Dataset rows for apps and sites
════════
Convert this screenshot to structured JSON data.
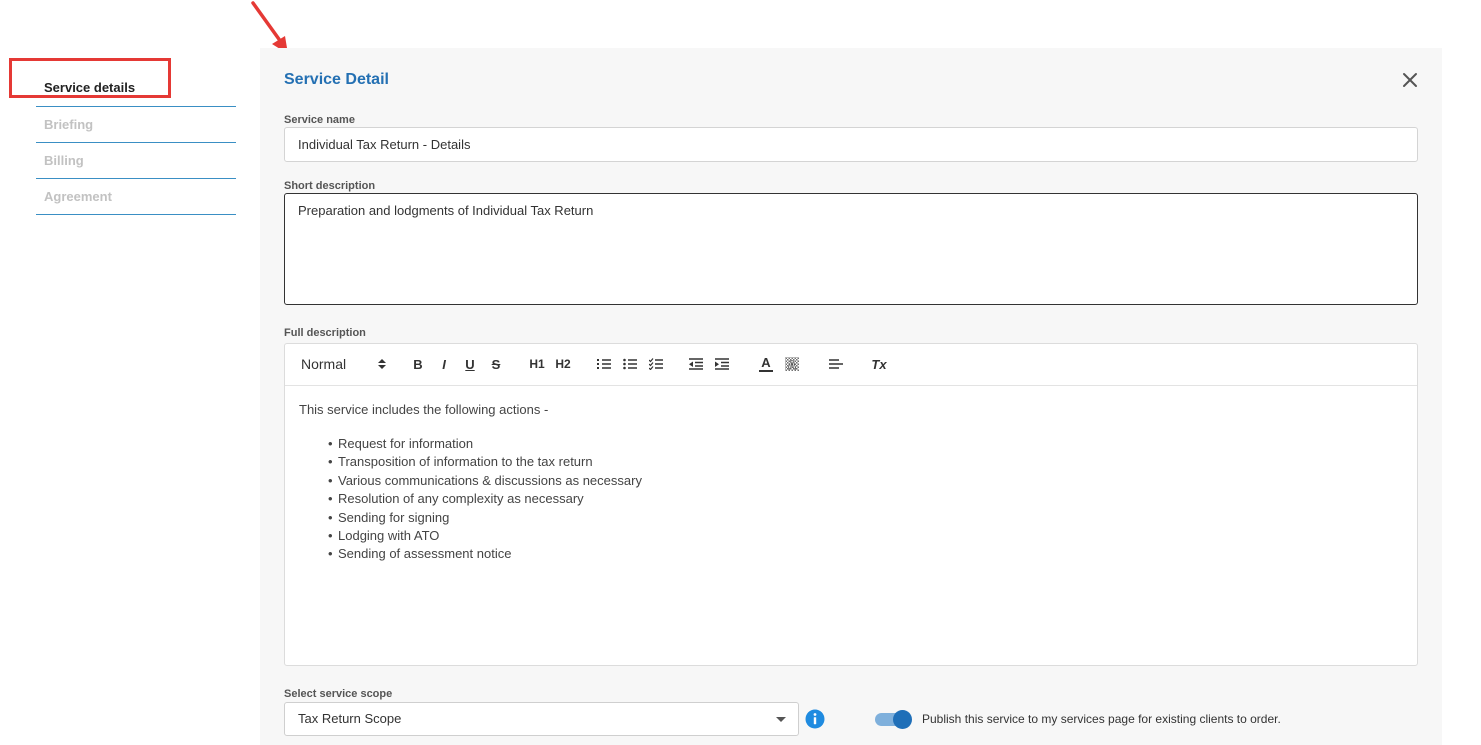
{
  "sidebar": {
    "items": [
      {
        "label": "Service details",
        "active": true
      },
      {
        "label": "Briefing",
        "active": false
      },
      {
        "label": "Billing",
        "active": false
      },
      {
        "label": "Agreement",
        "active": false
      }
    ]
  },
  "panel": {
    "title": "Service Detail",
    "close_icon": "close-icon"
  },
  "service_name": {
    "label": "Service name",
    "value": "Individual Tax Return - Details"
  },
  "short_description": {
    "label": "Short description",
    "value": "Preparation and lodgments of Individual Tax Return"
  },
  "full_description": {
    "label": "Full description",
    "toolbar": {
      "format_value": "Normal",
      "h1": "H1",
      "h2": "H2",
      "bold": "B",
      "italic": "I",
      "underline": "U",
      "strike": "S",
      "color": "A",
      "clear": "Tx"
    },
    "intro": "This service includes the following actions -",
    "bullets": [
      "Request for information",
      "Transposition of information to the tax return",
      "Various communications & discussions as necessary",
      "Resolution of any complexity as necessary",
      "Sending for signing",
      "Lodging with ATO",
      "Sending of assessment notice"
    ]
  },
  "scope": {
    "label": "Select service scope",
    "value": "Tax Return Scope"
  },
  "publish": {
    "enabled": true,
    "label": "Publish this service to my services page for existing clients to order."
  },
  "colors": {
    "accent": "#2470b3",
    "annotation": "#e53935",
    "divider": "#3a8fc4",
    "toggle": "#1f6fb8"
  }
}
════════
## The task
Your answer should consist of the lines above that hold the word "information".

## Answer to the problem
      "Request for information",
      "Transposition of information to the tax return",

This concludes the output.